# YOUR TASK
Tell me, please, how many lines in the records below include the word "được". Give no more than the number.
= = =
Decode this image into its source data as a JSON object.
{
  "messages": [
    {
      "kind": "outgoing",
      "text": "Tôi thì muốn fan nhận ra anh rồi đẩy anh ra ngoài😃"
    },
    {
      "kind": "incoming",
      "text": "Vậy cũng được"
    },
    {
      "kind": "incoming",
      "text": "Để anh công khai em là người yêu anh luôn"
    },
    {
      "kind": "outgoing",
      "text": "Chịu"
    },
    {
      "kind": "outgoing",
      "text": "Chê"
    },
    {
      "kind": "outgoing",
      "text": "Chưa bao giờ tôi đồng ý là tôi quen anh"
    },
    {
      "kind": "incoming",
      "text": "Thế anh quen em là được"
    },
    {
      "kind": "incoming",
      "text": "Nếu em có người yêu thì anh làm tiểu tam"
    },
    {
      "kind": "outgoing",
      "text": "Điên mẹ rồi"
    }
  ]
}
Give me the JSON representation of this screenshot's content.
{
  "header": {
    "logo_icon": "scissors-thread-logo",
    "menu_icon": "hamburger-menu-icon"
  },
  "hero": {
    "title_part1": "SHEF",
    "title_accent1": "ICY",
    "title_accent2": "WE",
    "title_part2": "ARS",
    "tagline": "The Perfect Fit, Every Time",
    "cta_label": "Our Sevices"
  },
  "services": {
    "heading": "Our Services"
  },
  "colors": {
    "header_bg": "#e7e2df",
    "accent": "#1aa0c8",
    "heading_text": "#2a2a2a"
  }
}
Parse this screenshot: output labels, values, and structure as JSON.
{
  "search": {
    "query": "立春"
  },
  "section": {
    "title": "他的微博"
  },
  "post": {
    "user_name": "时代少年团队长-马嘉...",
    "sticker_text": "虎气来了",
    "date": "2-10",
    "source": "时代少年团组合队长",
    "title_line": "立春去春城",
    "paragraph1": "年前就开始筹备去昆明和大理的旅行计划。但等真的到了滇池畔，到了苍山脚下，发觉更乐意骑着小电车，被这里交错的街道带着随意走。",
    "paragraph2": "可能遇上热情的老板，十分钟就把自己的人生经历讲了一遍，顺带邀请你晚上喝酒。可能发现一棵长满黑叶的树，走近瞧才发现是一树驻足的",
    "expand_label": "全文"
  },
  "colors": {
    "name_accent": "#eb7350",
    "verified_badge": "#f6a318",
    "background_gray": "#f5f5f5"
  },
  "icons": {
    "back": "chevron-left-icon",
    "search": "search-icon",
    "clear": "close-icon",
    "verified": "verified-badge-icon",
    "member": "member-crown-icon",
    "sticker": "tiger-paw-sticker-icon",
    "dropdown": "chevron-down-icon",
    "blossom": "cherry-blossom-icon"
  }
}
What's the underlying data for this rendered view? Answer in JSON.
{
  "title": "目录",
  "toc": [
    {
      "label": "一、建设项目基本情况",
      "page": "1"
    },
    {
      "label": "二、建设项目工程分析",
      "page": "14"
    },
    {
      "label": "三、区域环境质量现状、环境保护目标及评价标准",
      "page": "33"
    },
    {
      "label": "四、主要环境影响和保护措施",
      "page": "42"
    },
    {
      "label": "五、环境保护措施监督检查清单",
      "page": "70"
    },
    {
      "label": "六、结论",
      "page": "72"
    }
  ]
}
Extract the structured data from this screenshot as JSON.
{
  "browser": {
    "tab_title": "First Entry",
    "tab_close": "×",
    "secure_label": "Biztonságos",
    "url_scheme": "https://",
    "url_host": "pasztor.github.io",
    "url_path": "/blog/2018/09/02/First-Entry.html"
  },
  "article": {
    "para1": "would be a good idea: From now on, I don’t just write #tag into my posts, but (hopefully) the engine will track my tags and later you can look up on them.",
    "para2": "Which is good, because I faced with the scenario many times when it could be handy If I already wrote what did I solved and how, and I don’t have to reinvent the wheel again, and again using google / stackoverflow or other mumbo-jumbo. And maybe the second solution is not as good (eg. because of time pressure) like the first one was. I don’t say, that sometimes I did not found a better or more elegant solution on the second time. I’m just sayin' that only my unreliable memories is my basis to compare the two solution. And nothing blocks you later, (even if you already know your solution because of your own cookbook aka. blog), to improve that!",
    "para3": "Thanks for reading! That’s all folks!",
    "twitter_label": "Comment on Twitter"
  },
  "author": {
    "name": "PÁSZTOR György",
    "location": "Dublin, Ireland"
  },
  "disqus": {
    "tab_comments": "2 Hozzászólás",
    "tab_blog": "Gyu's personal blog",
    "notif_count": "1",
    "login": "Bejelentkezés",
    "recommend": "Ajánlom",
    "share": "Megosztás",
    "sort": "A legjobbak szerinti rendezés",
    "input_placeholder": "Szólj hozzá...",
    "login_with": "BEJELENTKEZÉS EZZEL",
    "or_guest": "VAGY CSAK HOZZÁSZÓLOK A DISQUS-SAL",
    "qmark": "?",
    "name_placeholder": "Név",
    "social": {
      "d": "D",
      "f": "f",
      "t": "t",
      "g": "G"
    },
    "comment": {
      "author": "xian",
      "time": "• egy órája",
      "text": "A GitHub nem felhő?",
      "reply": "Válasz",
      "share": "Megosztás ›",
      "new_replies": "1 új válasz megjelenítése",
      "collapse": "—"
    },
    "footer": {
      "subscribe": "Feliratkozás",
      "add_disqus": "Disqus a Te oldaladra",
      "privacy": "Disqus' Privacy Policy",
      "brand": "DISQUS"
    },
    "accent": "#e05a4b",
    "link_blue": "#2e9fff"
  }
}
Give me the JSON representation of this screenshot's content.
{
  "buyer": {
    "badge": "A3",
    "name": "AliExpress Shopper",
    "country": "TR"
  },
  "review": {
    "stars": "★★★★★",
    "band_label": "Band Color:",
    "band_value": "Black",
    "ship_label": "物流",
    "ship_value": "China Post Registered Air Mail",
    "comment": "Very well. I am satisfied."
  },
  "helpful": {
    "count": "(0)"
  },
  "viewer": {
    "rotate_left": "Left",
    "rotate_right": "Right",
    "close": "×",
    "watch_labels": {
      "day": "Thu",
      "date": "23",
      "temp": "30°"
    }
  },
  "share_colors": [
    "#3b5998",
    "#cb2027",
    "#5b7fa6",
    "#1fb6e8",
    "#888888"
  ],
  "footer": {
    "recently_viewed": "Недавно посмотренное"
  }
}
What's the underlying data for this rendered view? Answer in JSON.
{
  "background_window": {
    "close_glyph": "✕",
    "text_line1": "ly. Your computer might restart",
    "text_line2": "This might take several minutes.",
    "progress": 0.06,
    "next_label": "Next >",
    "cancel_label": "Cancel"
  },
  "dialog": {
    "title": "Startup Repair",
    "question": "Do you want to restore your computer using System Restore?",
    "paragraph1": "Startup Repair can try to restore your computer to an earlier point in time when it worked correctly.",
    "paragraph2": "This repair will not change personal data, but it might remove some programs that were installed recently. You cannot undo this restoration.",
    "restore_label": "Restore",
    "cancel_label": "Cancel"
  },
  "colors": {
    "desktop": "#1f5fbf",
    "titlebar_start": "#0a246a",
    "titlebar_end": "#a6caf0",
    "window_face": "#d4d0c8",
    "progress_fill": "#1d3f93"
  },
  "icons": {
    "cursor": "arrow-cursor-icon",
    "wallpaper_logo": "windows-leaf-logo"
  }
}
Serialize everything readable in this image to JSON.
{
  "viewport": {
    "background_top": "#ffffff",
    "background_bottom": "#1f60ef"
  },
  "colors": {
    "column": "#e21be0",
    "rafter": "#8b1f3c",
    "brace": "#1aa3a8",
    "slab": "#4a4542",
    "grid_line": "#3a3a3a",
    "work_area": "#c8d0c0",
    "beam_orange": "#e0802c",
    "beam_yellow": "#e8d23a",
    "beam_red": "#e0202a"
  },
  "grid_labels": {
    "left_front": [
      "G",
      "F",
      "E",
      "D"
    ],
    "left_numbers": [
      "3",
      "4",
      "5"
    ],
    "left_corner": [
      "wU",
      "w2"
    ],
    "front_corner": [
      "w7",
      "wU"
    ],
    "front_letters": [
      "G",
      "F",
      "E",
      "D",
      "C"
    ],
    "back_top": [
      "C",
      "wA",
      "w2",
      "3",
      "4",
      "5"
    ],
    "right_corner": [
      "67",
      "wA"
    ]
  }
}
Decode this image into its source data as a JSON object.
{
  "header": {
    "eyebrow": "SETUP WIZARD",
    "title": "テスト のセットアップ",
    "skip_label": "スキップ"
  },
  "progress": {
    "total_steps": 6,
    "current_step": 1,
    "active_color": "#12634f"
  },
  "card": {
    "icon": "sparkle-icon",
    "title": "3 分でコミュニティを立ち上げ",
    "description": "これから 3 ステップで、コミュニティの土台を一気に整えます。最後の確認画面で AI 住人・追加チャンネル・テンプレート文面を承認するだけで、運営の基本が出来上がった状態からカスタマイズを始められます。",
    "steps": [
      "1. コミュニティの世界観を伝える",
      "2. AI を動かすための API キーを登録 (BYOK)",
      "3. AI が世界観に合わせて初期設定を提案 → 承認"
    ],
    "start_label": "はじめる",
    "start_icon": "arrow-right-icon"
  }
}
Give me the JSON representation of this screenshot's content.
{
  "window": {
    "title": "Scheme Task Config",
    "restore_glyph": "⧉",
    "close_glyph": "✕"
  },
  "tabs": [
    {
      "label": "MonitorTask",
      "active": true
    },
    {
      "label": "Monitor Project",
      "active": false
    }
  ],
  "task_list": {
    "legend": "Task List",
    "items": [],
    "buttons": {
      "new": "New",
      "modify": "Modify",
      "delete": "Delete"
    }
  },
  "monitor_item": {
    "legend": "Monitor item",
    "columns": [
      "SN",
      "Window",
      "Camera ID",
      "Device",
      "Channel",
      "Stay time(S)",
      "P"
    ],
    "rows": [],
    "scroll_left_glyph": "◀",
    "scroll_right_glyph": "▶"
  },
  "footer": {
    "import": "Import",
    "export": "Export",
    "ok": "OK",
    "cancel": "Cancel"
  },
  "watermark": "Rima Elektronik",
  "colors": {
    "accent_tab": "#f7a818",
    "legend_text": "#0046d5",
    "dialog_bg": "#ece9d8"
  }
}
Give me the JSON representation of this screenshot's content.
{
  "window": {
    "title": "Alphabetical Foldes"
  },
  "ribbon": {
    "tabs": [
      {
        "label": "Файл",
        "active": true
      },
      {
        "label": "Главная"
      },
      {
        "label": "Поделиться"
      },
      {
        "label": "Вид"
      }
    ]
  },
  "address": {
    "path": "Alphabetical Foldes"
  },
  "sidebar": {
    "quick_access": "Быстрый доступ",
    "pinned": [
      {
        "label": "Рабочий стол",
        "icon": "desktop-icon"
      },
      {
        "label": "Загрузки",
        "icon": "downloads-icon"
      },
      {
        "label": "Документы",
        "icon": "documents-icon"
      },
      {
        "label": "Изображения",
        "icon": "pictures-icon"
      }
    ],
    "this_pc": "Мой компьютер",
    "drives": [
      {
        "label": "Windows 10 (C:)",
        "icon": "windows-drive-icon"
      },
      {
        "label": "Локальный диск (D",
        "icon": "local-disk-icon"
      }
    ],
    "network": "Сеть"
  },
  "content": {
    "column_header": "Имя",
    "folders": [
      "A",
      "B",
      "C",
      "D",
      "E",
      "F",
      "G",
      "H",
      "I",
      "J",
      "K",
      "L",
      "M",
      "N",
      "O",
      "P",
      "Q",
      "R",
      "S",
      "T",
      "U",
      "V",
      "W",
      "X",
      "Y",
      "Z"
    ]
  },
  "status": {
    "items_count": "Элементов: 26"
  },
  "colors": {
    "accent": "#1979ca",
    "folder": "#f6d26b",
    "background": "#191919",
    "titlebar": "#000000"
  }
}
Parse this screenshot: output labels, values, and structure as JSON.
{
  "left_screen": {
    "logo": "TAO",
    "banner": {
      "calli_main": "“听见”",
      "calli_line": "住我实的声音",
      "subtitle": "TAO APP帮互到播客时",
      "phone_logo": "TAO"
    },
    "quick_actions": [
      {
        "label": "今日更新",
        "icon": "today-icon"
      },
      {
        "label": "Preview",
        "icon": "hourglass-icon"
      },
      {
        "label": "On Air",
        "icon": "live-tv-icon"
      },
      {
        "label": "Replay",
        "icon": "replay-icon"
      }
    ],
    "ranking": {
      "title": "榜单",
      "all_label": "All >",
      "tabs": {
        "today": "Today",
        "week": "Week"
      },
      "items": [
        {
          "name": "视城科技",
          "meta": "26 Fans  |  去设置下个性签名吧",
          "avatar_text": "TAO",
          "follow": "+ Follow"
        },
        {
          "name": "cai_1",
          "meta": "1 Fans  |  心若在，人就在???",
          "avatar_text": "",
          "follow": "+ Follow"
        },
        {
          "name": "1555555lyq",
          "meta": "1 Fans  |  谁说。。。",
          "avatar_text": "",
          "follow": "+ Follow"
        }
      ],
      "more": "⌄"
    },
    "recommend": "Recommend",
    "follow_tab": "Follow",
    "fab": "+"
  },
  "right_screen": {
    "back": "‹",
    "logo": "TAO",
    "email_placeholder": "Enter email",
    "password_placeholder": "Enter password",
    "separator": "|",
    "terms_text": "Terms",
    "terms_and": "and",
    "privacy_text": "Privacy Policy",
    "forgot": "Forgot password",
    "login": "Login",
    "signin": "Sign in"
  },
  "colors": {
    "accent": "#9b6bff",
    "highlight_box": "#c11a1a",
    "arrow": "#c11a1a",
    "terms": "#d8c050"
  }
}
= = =
# EXERCISE RESULT
2